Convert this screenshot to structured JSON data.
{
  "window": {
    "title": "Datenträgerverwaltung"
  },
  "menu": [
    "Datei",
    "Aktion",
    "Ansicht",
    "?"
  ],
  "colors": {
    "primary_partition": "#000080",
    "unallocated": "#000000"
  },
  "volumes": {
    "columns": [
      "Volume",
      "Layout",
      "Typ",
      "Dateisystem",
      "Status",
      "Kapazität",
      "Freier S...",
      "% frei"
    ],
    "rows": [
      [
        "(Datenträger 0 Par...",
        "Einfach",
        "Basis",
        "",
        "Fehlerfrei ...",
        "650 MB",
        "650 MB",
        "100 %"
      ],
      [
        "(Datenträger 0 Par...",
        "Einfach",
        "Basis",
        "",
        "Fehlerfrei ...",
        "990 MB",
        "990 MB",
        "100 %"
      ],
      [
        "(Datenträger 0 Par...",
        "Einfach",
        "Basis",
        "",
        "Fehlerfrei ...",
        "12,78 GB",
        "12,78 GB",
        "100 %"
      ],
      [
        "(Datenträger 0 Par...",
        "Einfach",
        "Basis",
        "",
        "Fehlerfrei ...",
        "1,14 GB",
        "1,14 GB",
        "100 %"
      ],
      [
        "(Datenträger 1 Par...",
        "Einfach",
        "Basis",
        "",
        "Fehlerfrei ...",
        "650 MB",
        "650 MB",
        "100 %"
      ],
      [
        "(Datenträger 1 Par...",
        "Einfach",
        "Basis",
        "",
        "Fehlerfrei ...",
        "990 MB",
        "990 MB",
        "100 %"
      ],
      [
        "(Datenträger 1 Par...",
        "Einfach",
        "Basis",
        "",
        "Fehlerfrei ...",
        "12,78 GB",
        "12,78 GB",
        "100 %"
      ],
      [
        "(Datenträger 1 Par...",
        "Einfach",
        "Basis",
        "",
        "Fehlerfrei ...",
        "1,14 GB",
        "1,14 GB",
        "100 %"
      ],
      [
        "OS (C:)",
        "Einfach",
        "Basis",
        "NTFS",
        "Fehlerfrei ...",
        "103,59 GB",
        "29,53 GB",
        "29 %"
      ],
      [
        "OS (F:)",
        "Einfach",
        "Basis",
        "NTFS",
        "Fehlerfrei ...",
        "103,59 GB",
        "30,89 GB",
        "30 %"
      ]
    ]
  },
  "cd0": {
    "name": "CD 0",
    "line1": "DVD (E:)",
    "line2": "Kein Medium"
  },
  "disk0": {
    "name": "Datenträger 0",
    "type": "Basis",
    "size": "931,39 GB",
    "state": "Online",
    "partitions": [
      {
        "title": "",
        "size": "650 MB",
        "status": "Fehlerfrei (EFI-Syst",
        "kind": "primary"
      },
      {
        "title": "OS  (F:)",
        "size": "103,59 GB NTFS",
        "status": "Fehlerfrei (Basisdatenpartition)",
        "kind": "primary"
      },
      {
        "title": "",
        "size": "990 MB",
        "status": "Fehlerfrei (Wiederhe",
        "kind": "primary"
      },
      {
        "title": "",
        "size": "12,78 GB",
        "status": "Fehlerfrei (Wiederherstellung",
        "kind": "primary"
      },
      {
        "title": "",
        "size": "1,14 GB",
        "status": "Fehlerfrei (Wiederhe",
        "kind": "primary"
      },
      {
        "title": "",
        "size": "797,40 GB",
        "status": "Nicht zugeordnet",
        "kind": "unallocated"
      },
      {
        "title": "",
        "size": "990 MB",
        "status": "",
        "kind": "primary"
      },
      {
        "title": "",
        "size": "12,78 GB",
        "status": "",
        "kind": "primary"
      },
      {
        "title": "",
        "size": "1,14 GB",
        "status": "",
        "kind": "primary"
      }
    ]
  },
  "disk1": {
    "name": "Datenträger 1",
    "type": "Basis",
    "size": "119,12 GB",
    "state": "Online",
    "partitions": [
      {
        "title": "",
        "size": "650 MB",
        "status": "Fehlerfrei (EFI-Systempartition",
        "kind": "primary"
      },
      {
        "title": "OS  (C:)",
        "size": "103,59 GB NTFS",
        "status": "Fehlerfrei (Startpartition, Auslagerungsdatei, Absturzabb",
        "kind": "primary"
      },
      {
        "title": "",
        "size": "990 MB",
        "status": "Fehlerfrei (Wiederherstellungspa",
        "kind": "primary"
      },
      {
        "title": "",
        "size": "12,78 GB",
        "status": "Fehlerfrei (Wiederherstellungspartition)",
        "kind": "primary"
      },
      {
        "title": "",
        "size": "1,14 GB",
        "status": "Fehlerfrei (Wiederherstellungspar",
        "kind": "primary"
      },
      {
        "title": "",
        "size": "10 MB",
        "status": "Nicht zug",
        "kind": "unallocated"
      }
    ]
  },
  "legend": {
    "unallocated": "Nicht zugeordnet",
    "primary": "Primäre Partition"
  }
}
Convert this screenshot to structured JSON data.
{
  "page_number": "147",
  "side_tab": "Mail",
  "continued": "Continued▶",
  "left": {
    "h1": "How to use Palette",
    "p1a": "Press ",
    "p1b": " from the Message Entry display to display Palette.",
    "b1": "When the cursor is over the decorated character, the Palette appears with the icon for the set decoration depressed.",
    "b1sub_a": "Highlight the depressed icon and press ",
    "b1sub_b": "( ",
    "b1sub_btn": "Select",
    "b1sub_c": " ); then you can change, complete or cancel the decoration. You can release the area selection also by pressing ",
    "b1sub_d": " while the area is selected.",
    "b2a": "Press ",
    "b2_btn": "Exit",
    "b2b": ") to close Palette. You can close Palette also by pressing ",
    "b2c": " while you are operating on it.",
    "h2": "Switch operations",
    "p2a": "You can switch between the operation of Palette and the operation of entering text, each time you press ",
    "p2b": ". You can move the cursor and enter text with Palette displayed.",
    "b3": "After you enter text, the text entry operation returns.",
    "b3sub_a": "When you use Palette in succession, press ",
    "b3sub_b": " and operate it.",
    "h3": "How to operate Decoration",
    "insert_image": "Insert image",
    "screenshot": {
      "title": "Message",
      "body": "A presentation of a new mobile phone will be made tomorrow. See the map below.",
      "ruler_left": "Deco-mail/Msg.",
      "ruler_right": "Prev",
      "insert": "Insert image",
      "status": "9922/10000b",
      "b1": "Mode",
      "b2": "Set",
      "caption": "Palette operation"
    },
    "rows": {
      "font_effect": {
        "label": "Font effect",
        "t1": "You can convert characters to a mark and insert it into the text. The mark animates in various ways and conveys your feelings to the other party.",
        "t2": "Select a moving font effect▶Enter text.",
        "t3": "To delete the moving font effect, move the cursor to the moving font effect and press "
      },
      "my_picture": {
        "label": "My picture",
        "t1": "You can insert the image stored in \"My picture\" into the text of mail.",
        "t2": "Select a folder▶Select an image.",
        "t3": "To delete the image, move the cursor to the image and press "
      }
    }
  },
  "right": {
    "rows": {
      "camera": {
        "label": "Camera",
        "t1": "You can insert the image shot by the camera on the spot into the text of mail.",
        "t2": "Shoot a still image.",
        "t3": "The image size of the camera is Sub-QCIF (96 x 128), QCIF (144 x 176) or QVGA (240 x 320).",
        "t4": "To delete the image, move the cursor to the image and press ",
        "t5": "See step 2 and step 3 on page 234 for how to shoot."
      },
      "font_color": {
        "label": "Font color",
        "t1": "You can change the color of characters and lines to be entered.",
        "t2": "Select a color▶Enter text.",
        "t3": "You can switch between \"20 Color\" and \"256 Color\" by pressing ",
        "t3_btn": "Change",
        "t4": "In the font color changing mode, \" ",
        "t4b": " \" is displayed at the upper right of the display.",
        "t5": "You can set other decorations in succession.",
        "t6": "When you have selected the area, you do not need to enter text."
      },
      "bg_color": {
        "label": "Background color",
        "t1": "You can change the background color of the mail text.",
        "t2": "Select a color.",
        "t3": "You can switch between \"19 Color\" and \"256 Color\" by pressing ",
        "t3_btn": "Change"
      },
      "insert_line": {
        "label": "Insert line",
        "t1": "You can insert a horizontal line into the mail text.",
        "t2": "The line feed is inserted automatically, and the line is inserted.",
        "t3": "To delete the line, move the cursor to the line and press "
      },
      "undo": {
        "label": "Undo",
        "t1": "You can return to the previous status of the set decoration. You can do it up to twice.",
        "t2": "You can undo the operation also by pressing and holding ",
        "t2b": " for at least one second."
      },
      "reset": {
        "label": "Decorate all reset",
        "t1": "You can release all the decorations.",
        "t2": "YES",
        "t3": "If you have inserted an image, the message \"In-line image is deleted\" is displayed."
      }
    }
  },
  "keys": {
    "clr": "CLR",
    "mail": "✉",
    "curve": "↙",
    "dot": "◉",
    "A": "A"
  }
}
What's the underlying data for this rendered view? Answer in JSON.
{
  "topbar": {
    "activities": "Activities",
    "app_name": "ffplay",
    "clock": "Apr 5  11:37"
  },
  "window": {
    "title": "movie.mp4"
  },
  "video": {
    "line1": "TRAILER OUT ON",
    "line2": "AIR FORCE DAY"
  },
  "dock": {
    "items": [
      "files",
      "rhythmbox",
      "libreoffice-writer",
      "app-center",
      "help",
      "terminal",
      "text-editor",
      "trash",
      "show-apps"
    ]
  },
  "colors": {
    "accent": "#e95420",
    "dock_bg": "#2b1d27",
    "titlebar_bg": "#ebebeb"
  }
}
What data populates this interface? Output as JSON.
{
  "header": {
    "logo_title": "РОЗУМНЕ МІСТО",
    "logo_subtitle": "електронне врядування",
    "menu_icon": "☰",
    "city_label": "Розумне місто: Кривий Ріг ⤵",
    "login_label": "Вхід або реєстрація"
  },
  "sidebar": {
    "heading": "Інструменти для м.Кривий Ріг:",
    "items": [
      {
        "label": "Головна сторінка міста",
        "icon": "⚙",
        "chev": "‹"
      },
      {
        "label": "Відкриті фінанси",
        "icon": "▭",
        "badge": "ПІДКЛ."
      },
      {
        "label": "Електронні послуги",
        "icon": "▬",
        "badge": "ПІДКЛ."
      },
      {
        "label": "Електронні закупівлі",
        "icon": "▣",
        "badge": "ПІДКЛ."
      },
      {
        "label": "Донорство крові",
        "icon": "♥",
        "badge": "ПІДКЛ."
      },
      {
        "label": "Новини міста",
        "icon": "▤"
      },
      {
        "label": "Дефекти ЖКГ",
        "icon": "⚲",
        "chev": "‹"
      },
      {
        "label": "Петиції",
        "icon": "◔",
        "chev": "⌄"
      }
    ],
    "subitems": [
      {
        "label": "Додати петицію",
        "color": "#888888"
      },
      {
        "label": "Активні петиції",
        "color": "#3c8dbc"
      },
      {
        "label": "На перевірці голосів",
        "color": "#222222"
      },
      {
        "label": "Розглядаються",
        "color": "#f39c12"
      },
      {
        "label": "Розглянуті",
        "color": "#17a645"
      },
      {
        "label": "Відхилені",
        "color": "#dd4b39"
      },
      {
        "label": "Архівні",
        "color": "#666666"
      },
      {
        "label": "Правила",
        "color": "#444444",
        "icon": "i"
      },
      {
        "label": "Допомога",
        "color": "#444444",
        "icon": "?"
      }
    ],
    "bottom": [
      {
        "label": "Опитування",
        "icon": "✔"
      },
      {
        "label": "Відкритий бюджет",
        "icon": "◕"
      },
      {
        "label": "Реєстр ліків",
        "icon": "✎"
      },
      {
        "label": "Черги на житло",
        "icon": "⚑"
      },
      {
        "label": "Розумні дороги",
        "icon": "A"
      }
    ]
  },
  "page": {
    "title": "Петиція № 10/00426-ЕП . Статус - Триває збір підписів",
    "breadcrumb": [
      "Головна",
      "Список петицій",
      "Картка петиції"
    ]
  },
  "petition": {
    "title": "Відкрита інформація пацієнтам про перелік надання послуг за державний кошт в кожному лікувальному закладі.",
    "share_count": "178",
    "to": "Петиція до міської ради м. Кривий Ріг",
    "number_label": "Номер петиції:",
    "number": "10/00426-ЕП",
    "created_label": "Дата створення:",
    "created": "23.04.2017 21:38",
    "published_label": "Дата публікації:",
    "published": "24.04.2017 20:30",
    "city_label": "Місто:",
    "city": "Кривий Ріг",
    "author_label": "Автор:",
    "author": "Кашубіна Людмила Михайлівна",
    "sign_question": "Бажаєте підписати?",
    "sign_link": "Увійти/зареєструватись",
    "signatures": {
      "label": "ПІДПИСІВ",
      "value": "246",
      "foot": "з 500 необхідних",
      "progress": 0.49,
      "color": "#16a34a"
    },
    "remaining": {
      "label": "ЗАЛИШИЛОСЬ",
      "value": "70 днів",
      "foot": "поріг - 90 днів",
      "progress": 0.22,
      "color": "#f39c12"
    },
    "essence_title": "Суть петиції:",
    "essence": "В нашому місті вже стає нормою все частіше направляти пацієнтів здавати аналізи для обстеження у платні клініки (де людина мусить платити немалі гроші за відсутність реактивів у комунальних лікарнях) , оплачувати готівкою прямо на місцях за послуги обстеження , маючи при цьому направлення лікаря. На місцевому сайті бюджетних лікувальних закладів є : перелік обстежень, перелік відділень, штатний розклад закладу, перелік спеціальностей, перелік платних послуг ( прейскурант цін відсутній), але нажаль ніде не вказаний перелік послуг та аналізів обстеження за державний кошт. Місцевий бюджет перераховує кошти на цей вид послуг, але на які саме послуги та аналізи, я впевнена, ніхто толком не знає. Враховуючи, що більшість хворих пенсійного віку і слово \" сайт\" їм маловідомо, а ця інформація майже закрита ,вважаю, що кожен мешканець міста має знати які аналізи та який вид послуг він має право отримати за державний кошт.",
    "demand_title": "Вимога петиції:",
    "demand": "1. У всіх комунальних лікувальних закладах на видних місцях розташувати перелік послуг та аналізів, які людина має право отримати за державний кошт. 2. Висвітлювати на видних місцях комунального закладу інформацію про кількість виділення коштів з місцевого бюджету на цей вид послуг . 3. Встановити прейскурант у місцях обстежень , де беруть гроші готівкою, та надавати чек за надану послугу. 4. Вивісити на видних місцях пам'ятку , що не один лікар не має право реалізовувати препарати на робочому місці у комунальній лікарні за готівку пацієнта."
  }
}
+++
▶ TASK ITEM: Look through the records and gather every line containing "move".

▶ EXERCISE ANSWER:
    "p2b": ". You can move the cursor and enter text with Palette displayed.",
        "t3": "To delete the moving font effect, move the cursor to the moving font effect and press "
        "t3": "To delete the image, move the cursor to the image and press "
        "t4": "To delete the image, move the cursor to the image and press ",
        "t3": "To delete the line, move the cursor to the line and press "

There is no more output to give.